● **Your objective**
Take each line from the entries that holds "names" and copy it out.

● **Excerpted records**
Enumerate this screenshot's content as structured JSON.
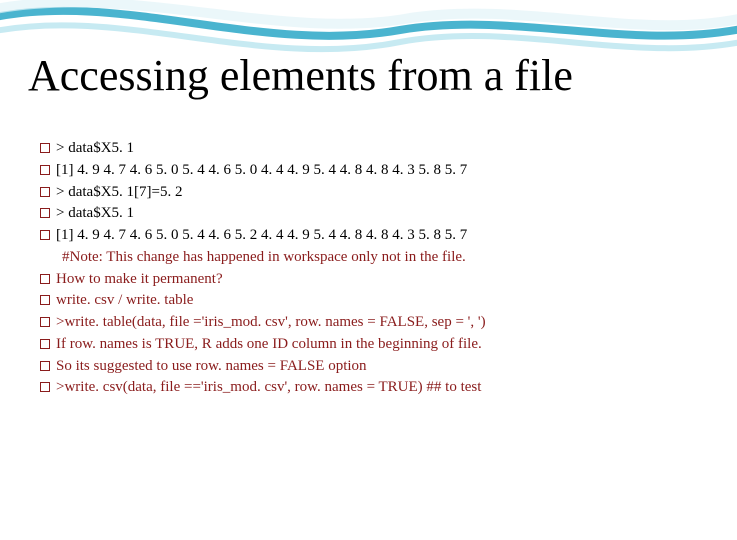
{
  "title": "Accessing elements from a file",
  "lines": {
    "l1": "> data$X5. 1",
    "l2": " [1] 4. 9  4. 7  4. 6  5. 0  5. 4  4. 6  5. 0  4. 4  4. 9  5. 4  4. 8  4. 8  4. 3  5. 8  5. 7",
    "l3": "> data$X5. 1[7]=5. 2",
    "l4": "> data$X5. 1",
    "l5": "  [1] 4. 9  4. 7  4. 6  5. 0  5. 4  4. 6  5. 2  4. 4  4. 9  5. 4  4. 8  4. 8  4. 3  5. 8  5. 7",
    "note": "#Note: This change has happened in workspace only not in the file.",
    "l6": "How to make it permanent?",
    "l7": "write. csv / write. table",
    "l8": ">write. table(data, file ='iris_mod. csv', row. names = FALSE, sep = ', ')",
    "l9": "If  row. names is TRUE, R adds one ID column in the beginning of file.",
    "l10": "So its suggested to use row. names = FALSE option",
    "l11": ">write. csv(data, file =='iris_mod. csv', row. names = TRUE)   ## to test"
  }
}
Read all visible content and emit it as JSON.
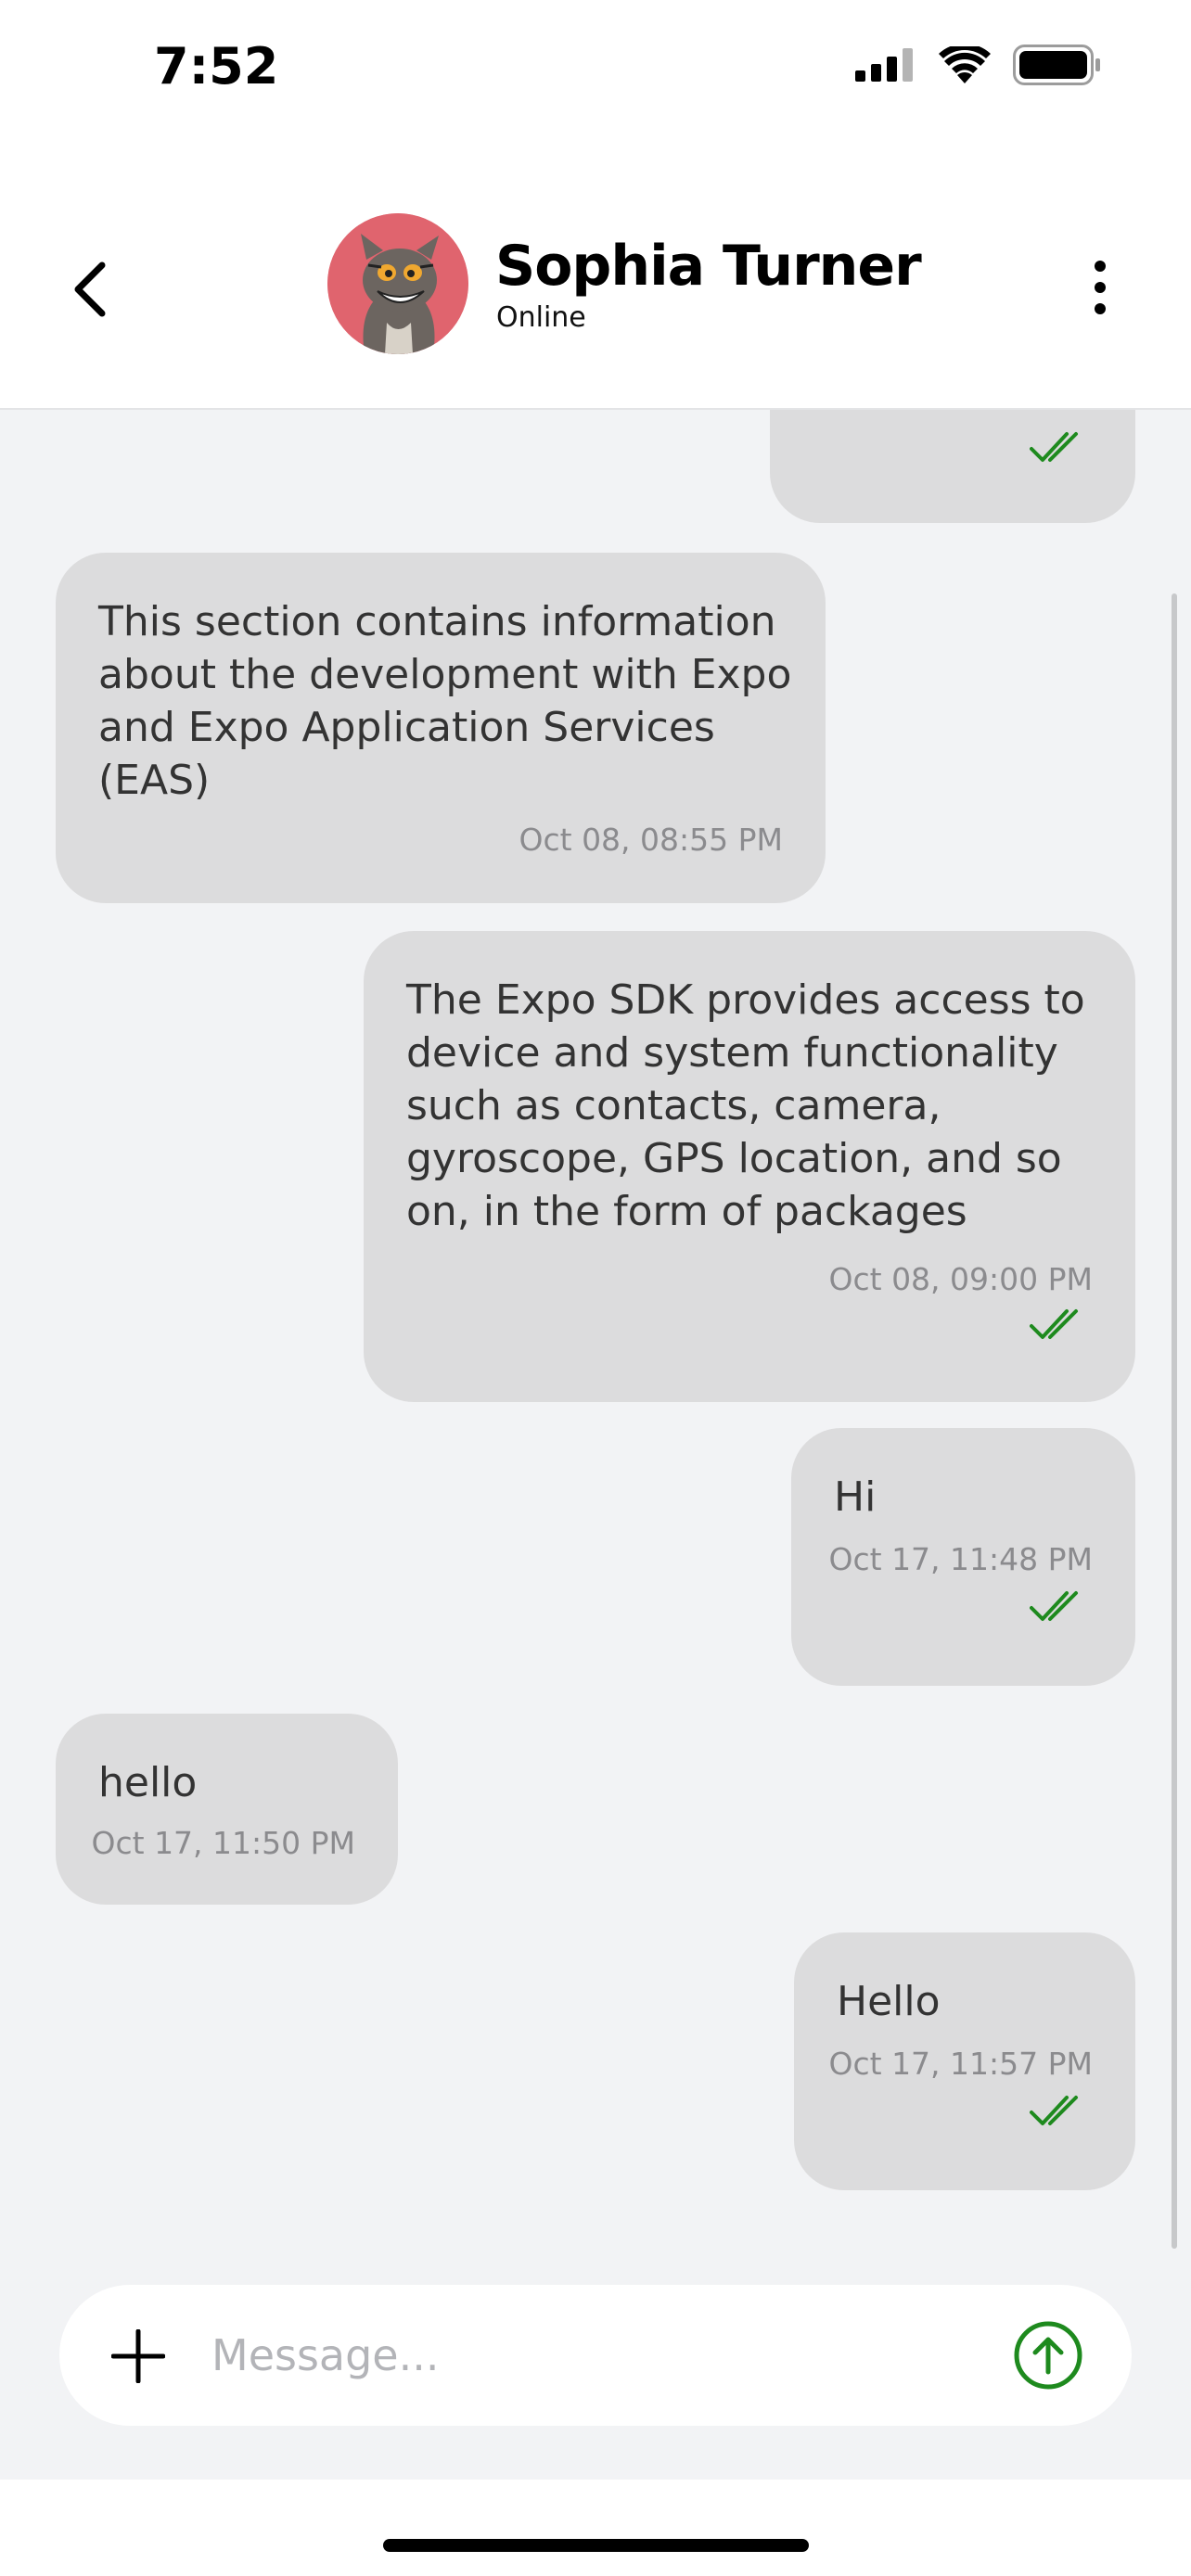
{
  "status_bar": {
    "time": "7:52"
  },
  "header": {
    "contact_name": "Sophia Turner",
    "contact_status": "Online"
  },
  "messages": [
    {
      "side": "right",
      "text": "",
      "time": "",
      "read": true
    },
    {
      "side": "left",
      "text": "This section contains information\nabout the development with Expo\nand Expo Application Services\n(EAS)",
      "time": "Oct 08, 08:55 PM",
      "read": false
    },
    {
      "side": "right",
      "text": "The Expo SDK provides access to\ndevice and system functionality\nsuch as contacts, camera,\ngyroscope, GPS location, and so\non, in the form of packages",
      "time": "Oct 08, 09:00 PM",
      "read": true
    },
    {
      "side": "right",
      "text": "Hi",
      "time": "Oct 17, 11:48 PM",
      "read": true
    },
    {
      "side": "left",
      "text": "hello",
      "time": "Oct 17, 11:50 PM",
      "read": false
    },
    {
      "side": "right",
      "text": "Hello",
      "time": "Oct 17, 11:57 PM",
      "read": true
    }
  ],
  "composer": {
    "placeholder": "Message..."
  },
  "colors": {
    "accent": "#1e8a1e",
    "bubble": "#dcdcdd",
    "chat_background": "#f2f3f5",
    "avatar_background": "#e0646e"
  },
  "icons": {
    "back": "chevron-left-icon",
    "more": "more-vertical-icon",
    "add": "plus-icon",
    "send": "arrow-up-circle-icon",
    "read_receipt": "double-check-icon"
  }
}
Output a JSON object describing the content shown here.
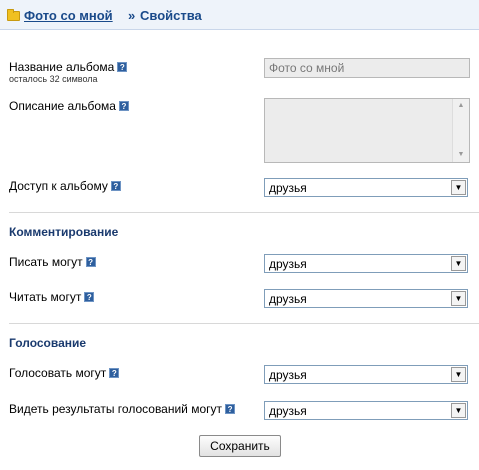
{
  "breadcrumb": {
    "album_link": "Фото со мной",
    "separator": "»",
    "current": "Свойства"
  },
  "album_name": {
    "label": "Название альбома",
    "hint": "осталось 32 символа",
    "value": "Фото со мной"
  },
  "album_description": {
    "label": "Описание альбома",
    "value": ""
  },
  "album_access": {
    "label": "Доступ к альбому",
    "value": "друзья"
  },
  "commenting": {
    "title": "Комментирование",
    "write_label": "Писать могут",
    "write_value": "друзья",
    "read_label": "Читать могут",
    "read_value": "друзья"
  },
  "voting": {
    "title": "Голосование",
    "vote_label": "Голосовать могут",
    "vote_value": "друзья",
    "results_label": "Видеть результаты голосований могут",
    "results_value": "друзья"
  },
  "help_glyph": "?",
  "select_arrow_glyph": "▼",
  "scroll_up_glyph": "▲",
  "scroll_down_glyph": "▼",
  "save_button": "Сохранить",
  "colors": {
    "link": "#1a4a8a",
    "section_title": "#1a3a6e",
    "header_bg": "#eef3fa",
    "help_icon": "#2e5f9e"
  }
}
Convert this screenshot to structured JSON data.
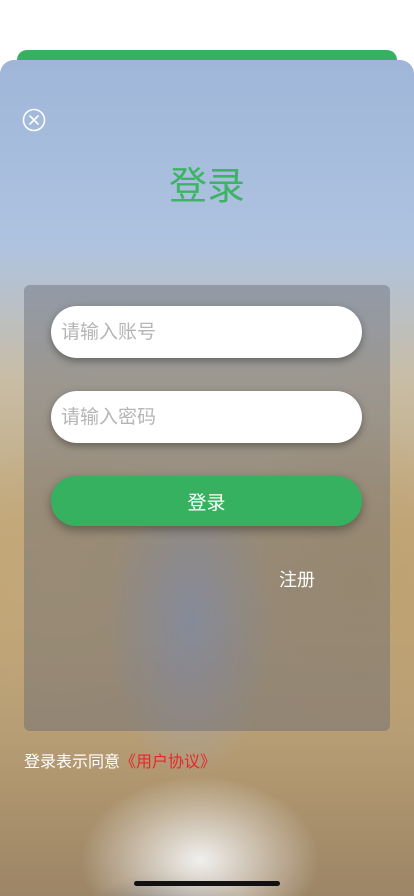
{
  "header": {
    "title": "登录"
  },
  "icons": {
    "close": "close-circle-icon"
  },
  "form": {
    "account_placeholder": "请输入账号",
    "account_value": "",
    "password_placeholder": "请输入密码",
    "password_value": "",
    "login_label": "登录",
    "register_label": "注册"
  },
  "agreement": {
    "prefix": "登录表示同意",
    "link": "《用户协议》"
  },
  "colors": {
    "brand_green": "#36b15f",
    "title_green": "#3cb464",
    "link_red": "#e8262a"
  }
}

● **Written response**
    "l8": ">write. table(data, file ='iris_mod. csv', row. names = FALSE, sep = ', ')",
    "l9": "If  row. names is TRUE, R adds one ID column in the beginning of file.",
    "l10": "So its suggested to use row. names = FALSE option",
    "l11": ">write. csv(data, file =='iris_mod. csv', row. names = TRUE)   ## to test"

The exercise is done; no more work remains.